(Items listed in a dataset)
━━━━━━

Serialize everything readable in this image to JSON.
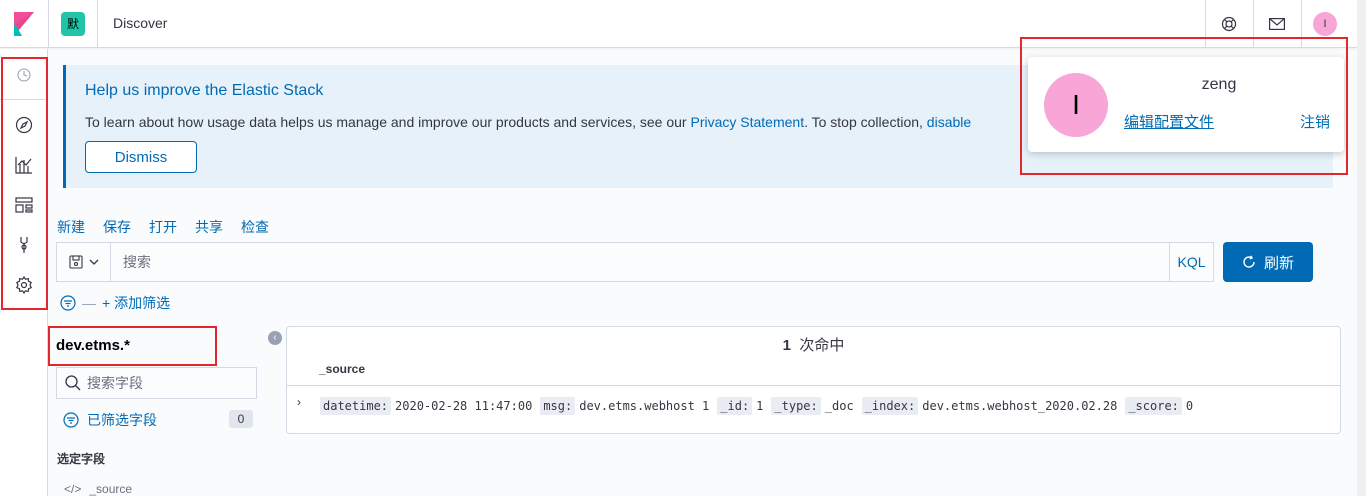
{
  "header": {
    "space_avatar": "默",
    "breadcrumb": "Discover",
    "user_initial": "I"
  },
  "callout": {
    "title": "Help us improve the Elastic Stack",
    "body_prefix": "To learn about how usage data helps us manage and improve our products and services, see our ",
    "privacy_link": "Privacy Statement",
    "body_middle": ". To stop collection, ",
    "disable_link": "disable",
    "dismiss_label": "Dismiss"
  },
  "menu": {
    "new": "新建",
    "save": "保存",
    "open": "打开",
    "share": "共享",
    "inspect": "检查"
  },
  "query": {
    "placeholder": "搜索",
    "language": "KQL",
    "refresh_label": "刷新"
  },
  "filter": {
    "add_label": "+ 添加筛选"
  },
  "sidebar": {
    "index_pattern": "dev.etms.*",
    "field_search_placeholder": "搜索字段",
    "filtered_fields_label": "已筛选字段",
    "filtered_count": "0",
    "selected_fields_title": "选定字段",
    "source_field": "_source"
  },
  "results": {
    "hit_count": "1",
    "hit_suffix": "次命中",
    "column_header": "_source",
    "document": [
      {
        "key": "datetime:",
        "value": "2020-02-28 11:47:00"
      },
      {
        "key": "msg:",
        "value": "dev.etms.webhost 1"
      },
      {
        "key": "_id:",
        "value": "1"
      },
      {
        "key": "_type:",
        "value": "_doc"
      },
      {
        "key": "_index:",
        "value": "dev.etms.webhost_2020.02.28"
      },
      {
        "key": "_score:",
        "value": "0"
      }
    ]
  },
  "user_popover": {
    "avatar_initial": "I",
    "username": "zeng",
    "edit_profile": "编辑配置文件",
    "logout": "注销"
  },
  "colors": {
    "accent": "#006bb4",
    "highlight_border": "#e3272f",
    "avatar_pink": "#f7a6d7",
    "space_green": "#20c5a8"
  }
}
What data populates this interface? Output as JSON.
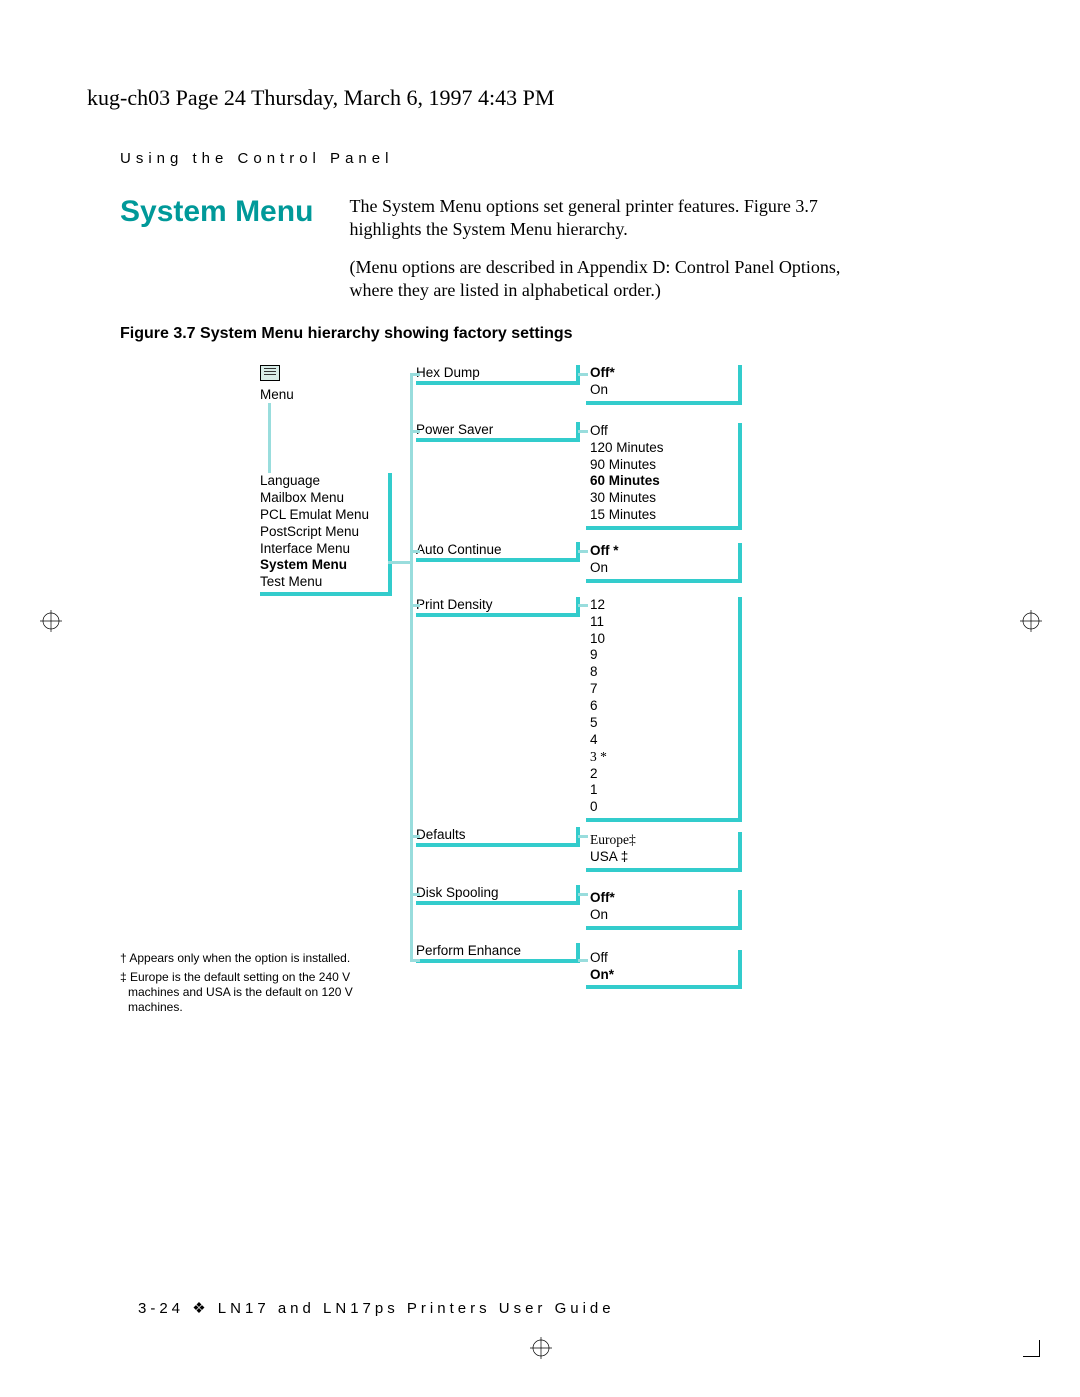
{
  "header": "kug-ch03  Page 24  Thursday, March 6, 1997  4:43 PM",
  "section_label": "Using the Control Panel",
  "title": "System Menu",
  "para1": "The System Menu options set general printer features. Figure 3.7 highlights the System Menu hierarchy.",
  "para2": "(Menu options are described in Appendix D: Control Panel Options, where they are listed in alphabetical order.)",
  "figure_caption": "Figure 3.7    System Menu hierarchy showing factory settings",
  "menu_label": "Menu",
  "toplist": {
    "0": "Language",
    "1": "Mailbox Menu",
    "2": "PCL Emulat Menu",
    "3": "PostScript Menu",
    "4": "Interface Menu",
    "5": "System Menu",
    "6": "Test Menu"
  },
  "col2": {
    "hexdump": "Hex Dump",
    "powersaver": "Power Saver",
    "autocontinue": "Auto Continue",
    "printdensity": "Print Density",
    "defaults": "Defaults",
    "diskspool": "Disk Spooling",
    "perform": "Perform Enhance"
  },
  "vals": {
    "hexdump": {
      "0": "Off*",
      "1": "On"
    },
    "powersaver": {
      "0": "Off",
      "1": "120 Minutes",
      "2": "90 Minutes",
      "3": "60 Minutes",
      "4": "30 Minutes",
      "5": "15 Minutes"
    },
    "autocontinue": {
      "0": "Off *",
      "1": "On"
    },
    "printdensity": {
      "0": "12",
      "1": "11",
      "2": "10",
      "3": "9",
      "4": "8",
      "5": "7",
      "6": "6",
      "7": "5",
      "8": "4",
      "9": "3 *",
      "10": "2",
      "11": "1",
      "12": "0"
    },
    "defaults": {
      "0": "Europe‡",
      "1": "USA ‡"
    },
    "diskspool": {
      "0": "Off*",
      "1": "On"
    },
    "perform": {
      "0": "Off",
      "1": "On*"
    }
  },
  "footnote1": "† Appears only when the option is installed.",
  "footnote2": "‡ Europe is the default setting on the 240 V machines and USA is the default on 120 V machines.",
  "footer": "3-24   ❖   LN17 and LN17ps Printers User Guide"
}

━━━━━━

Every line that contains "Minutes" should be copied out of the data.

      "1": "120 Minutes",
      "2": "90 Minutes",
      "3": "60 Minutes",
      "4": "30 Minutes",
      "5": "15 Minutes"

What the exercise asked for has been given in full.